Toby Inlet

Toby Inlet is located east of Dunsborough and runs parallel to the coast. It is surrounded by residential areas and is of social and recreational importance to the local community and visitors.

Land use in the wider catchment consists mostly of large rural properties and agriculture. A series of headwaters, originating on the Leeuwin-Naturaliste Ridge, flow across the coastal plain where they become poorly defined. The mouth of the Inlet closes naturally over summer but is opened by the City of Busselton to maintain flushing, as nitrogen levels are currently high.

The Inlet provides habitat for the Swan River Goby, Gilgie and the Dunsborough burrowing crayfish, as well as waterbirds and frogs.


The Dunsborough streams include Meelup, Dolugup, Dandatup and Dugulup Brooks. Although relatively small and seasonal, the streams are significant to the local community.

They currently maintain good water quality due to their low nitrogen and phosphorus levels. However, the streams are at risk from nutrient runoff primarily from urban and rural-residential sources, including septics, due to their proximity to the Dunsborough townsite.

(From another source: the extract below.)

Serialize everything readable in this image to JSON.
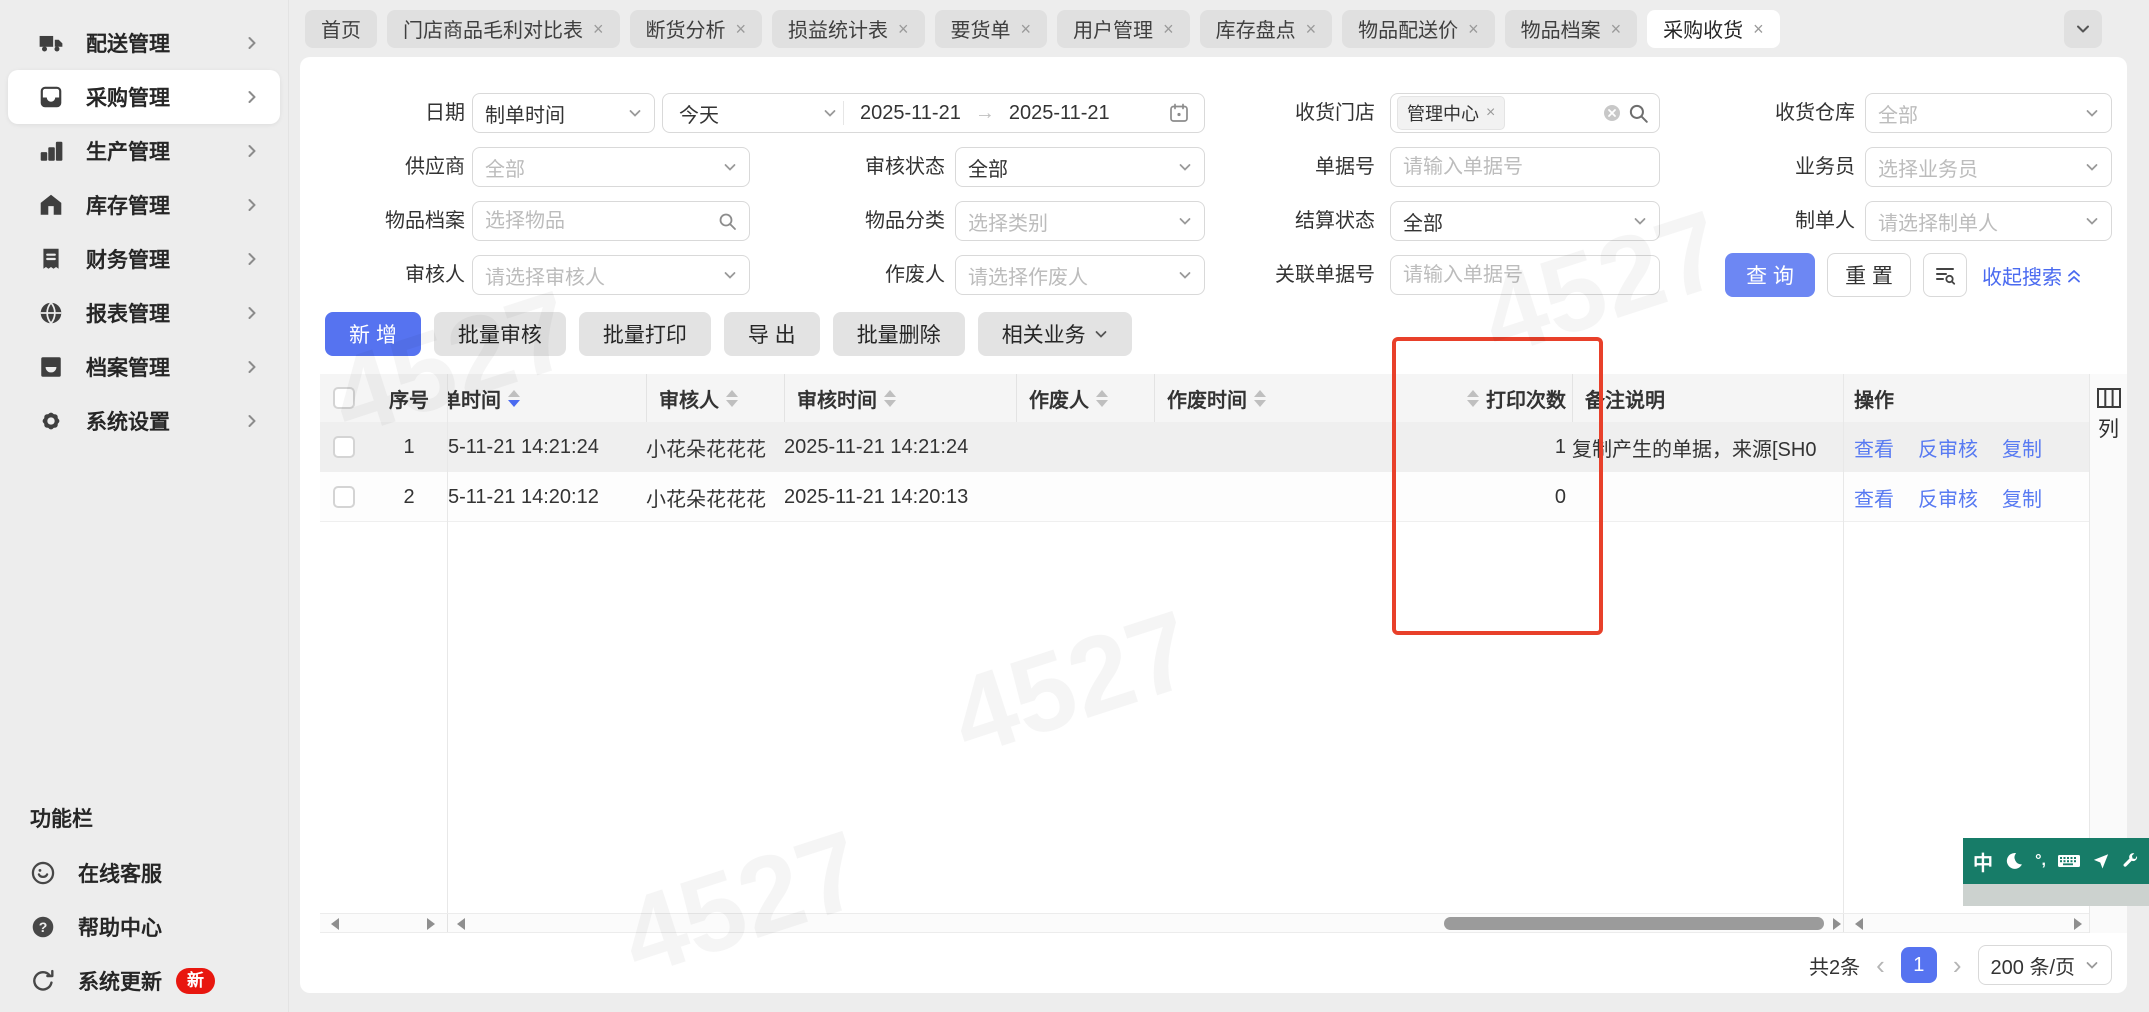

The streams provide a diversity of habitat and food sources for native fauna and are known to support the Gilgie (Dandatup and Dugulup Brooks), Marron (Meelup Brook) and the Blue Spot Goby (Meelup Brook).


Jingarmup Brook is a small waterway that flows seasonally across the eastern slopes of the Leeuwin Naturaliste Ridge, through the Eagle Bay townsite to Geographe Bay.

The Jingarmup Brook catchment is categorised as an ‘intervention’ catchment, meeting phosphorus targets but not nitrogen. Native vegetation and beef farming are the dominant land uses in this catchment, which is the southern most region of the Geographe Bay Catchment. 

Water quality is impacted by septics, which contribute a significant amount of the phosphorus load to the waterway, and farming practices. Nitrogen levels are currently high in this waterway. The Meelup Regional Park Management Committee have made significant efforts to restore the riparian zone on lower section of the brook, which supports local biodiversity.